Under these circumstances, a distinction should be made between water diverted and water pumped or released from reservoirs. If water is released at the expense of a storage or reservoir, pumping costs and delivery operations, it will affect the operational efficiency of these facilities. Will surplus water cause problems of drainage, flooding, water logging, and salinity in downstream areas? Alternative indicators need to be used to measure water use efficiency in such cases.

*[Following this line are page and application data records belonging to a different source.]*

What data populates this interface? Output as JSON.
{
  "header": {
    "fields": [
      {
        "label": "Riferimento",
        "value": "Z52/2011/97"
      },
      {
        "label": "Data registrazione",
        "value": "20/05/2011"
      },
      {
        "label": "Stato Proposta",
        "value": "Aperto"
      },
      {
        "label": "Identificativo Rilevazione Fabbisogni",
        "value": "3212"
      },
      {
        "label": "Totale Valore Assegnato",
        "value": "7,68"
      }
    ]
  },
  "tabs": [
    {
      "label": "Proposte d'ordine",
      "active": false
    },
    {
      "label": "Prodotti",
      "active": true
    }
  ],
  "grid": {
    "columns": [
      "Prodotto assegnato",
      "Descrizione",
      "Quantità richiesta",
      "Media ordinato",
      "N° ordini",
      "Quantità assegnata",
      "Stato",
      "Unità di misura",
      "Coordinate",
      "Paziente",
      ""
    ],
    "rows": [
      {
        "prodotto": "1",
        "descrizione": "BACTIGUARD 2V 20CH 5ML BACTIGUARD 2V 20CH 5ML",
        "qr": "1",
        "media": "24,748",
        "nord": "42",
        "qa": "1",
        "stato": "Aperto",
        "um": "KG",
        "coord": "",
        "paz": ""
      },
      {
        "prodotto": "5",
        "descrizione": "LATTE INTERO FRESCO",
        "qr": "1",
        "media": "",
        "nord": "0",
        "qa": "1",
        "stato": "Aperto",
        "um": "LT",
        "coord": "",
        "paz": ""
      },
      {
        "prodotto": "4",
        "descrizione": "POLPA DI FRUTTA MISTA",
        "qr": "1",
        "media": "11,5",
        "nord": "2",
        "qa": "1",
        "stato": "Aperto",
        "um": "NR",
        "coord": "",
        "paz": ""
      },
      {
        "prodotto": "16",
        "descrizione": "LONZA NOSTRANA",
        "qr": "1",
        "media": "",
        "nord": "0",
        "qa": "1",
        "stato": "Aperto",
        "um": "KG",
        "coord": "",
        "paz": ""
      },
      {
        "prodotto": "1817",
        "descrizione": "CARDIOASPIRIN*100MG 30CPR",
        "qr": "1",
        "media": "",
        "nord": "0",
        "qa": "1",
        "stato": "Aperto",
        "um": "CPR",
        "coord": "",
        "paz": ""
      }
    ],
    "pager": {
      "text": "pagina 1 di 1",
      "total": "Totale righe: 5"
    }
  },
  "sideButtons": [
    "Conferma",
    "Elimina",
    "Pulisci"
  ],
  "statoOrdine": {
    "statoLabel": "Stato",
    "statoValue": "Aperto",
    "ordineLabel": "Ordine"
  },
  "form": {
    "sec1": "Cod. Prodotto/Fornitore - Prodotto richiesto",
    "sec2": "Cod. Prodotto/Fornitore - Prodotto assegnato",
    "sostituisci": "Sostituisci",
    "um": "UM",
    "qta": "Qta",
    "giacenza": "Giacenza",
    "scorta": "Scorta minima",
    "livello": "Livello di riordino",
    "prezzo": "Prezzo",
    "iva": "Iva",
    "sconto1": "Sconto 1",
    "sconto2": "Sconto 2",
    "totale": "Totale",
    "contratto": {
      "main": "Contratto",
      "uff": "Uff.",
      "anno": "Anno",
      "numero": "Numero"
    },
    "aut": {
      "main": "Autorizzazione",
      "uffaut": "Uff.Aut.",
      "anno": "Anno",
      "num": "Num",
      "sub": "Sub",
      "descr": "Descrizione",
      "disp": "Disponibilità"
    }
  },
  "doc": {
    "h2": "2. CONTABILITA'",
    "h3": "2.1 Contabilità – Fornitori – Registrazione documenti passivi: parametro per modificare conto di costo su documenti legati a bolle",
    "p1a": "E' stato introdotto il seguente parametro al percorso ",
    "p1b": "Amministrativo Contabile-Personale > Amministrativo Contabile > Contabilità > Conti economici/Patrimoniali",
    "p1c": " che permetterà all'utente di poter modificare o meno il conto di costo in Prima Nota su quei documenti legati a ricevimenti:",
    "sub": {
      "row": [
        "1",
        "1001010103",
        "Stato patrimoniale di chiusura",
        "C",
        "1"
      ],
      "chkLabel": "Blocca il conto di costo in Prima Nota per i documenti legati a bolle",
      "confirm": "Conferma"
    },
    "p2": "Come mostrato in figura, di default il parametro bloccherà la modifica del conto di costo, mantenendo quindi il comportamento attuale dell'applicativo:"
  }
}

METHODS OF WATER APPLICATION are an integral part of optimal water use. There are many references on WUE levels under different application methods. Syria is an example where the technique of basin (flood) irrigation is widely practiced. This method can cause water losses of more than 50 percent (Bakour, 1991). Irrigation network efficiencies are 60 percent in most of the agricultural schemes of the country. Of the total water use of currently 10.3 billion m³ in the agricultural sector, more than 4 billion m³ is lost every year. Excessive irrigation without well-designed drainage networks causes a rise in groundwater levels, leading to increased salinity and lower agricultural productivity. In Yemen, the spate irrigation method is widely practiced. According to a study by Van Tuijl (1992), the overall WUE is 20 percent, much lower than the developing country average. Although spate irrigation has a low efficiency, it is a commonly practiced method to economically capture flood waters for irrigation. It also recharges the groundwater aquifer, from which the water is pumped for reuse in irrigation.